HL Deb 29 July 1839 vol 49 cc927-8

The House in Committee on the Metropolis Police Bill.

Lord Ellenborough

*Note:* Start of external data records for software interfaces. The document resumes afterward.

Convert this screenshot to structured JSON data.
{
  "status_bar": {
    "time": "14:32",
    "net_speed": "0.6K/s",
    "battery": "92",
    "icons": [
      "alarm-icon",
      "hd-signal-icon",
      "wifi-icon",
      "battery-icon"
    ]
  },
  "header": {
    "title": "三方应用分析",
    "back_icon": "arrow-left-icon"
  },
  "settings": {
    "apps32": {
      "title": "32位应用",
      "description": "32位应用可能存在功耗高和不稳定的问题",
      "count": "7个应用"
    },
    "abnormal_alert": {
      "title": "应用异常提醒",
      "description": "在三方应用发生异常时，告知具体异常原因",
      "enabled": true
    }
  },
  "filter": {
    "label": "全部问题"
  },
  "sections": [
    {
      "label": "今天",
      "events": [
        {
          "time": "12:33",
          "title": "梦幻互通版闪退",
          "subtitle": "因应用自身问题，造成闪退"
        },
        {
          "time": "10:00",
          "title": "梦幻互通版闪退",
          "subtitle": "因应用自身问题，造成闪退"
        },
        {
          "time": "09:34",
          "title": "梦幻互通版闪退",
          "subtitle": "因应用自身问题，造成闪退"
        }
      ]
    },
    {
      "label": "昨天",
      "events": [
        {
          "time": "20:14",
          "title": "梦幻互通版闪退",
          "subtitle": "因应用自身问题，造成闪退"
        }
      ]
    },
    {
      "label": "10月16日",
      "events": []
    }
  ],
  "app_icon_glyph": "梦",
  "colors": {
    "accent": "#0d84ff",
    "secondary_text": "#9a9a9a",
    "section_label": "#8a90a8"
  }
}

wished to draw the attention of their Lordships to some facts of this bill, and more particularly to the manner in which several provisions of it were thrown together in one measure. Some of the clauses were, in his opinion, too general for a local bill of this kind, and ought to have been confined to the locality of the metropolis, or to have been embodied in a separate bill. He must complain of the 42nd clause, which prevented persons from being admitted into the houses of licensed victuallers before a certain hour on Sunday, as it might fall peculiarly hard on persons who had just arrived in town. By the clause which provided against any noisy instruments being used in the public streets for calling persons together, a church bell could not be rung, after the Monday following the passing of this act, without a penalty of 40s. being incurred. Punch, too, and that whole class of amusements, must cease the instant this bill was passed. At the same time, it might be very difficult to frame a clause so as to save punch and church bells. There was also a clause which would fall peculiarly hard on those persons who on a Sunday were accustomed to visit their friends, and were generally known by the name of a "bore," for there was a penalty imposed upon "every person pulling any door bell, or knocking at any door, without lawful excuse." Besides, as soon as this bill passed, no noble Lord could take home a friend in his cab or carriage, which on a wet night was so extremely convenient, without being liable to a penalty of 5s., unless indeed he had previously asked the permission of his coachman, for the Aet said, that every person riding upon, or causing himself to be drawn by, any carriage in the metropolitan district, without the consent of the driver thereof, shall be liable to a penalty of not more than 5s." By the 61st clause, too, constables were allowed to destroy any dog that was suspected to be in a rabid state; but that was confined to a circuit of fifteen miles from Charing-cross, so that beyond that distance hydrophobia might rage to any extent. His object, however, was to press on their Lordships, that it was wrong to throw together in one bill provisions which ought to form at least four different measures. Those clauses relating to the police force only might form one; other clauses as to the Thames police, a second; the different offences to be punishable in the metropolitan district, a third; and the other clauses, especially those respecting public houses, and which were of a general character, the fourth. But he would not propose any amendments, although he thought some ought to be made in those particulars, because there had been great difficulty in getting this bill through the House of Commons, as it was, and he might thereby endanger its passing at all.

Viscount Duncannon

said, all the clauses in this bill had been taken from other police bills. He had no objection to introduce a few words to confine the clauses to the metropolitan district. With respect to the ringing of church bells, he did not think this clause would be construed so strictly as the noble Lord had stated, or that any magistrate would convict a person on that account, for the clause was intended only to prevent such noises as were considered a nuisance.

The Earl of Wicklow

considered the bill extremely useful. At the same time, the provision against unlicensed theatres was very hard, particularly the power given to arrest any persons seen to enter them.

The Bishop of London

hoped the noble Earl did not allude to the penny theatres, which were the greatest sinks of vice and iniquity in the vicinity of London, and were amongst the greatest nuisances of the metropolis. These could only be put down by giving the magistrates summary jurisdiction.

Bill passed through the Committee with amendments.